A good wristwatch does more than tell time. Of course, many expensive watches can display the phases of the moon, the time of year, the precise second that just slipped away, and can even remind the wearer of an appointment. But the great ones complement your life, accessorize your wardrobe, becomes an heirloom to pass along to future… generations and, as James Bond has taught us, in a tight spot become a very handy knuckleduster. The thought of knocking out someone’s teeth with $50,000 worth of watch wrapped around your wrist might seem a bit extravagant.
Watches in this price category are also works of art. They are exquisite mechanisms created by talented craftsmen who do the seemingly impossible with gold, diamonds, springs, gears, and tiny tools. If you ever wondered why the best Swiss watches cost so much, just imagine a microchip, and then imagine it was made by hand, and you begin to comprehend the layers of delicacy, skill, and precision we’re talking about. That is why at the top of the watch chain, so to speak, the price of a Swiss-made Patek Philippe or Breguet can equal and quickly surpass most Americans’ annual salary. For those people fortunate enough to be able to afford one, or more, of these high-end timepieces, the decision on which one to buy is rarely just about how well it can tell time. For many connoisseurs, what makes a watch desirable is the number of complications it can pack within its slender case. (Complications are mechanical functions of the watch other than the hours, minutes, and seconds.)

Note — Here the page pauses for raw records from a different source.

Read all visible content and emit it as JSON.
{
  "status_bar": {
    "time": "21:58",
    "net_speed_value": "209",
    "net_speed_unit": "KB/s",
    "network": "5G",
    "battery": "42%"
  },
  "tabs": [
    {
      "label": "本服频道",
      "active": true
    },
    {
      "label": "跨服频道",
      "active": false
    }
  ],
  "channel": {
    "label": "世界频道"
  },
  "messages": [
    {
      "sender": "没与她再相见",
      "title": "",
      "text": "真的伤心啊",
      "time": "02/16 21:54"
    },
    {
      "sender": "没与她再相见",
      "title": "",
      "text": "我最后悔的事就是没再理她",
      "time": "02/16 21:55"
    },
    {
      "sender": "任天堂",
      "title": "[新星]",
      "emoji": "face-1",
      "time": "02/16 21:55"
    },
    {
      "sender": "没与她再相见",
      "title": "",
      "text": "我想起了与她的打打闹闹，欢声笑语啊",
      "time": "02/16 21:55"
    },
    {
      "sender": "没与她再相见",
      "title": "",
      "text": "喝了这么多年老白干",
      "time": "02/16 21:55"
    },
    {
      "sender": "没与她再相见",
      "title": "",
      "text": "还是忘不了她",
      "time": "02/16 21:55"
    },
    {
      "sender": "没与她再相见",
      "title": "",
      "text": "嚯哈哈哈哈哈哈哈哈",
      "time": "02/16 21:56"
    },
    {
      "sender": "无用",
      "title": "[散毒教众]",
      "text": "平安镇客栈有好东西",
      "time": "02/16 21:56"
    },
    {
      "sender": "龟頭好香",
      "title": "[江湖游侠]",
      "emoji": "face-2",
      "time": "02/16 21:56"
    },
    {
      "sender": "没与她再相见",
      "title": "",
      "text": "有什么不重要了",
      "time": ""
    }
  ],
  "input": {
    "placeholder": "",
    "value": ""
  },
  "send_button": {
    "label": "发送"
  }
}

The more complications, the more valuable the watch. In December, 1999, Sotheby’s sold a watch with 24 complications for $11 million. The watch that holds the record for the most complications is a pocket watch Patek Philippe created in honor of their 150th anniversary in 1989. It has 33 complications including the date of Easter and a celestial chart with 2,800 stars. Other watch fanciers are less enthusiastic about the complications than they are.